▶ _Data to examine_
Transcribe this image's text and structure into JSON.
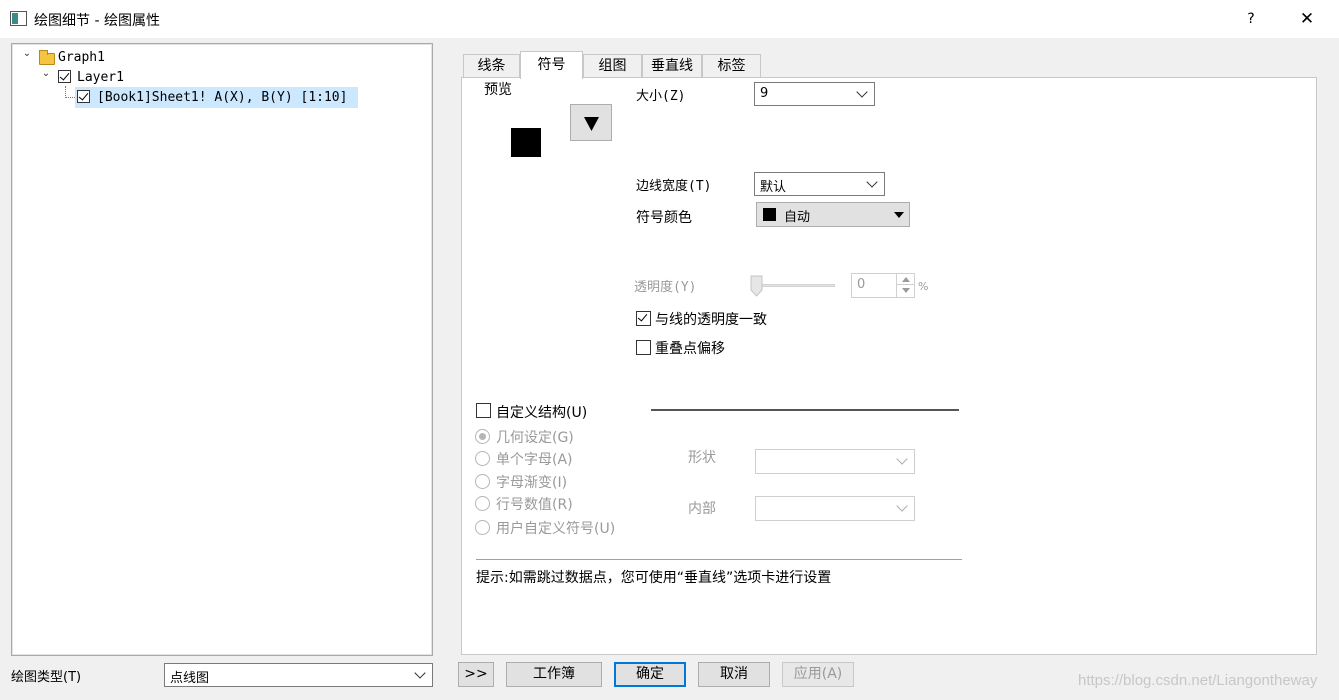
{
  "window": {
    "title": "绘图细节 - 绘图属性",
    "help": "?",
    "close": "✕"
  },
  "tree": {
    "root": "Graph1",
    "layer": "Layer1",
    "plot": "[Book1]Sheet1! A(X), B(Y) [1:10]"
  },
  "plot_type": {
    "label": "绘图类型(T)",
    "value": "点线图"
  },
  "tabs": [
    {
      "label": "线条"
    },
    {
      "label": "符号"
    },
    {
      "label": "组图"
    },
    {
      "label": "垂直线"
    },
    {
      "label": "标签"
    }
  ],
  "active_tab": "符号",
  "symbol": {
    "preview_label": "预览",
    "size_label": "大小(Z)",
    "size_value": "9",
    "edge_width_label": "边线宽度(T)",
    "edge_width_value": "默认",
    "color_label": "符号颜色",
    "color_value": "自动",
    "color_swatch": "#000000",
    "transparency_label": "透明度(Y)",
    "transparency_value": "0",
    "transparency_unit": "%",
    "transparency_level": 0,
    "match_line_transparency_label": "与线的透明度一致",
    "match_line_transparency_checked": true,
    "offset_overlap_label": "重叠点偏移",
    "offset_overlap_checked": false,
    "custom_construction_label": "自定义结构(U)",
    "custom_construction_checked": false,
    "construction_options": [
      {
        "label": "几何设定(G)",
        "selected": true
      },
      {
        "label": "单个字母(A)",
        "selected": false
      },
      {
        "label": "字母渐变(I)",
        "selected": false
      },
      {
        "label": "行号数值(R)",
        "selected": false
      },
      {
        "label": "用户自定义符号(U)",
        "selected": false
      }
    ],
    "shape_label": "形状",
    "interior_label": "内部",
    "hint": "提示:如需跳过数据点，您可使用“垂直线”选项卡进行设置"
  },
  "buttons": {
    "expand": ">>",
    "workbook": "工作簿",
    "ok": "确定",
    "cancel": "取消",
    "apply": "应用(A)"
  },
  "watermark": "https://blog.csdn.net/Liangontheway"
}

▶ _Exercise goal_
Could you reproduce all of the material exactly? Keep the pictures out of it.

▶ _Answer box_
Transcribe this image's text and structure into JSON.
{
  "window": {
    "title": "绘图细节 - 绘图属性",
    "help": "?",
    "close": "✕"
  },
  "tree": {
    "root": "Graph1",
    "layer": "Layer1",
    "plot": "[Book1]Sheet1! A(X), B(Y) [1:10]"
  },
  "plot_type": {
    "label": "绘图类型(T)",
    "value": "点线图"
  },
  "tabs": [
    {
      "label": "线条"
    },
    {
      "label": "符号"
    },
    {
      "label": "组图"
    },
    {
      "label": "垂直线"
    },
    {
      "label": "标签"
    }
  ],
  "active_tab": "符号",
  "symbol": {
    "preview_label": "预览",
    "size_label": "大小(Z)",
    "size_value": "9",
    "edge_width_label": "边线宽度(T)",
    "edge_width_value": "默认",
    "color_label": "符号颜色",
    "color_value": "自动",
    "color_swatch": "#000000",
    "transparency_label": "透明度(Y)",
    "transparency_value": "0",
    "transparency_unit": "%",
    "transparency_level": 0,
    "match_line_transparency_label": "与线的透明度一致",
    "match_line_transparency_checked": true,
    "offset_overlap_label": "重叠点偏移",
    "offset_overlap_checked": false,
    "custom_construction_label": "自定义结构(U)",
    "custom_construction_checked": false,
    "construction_options": [
      {
        "label": "几何设定(G)",
        "selected": true
      },
      {
        "label": "单个字母(A)",
        "selected": false
      },
      {
        "label": "字母渐变(I)",
        "selected": false
      },
      {
        "label": "行号数值(R)",
        "selected": false
      },
      {
        "label": "用户自定义符号(U)",
        "selected": false
      }
    ],
    "shape_label": "形状",
    "interior_label": "内部",
    "hint": "提示:如需跳过数据点，您可使用“垂直线”选项卡进行设置"
  },
  "buttons": {
    "expand": ">>",
    "workbook": "工作簿",
    "ok": "确定",
    "cancel": "取消",
    "apply": "应用(A)"
  },
  "watermark": "https://blog.csdn.net/Liangontheway"
}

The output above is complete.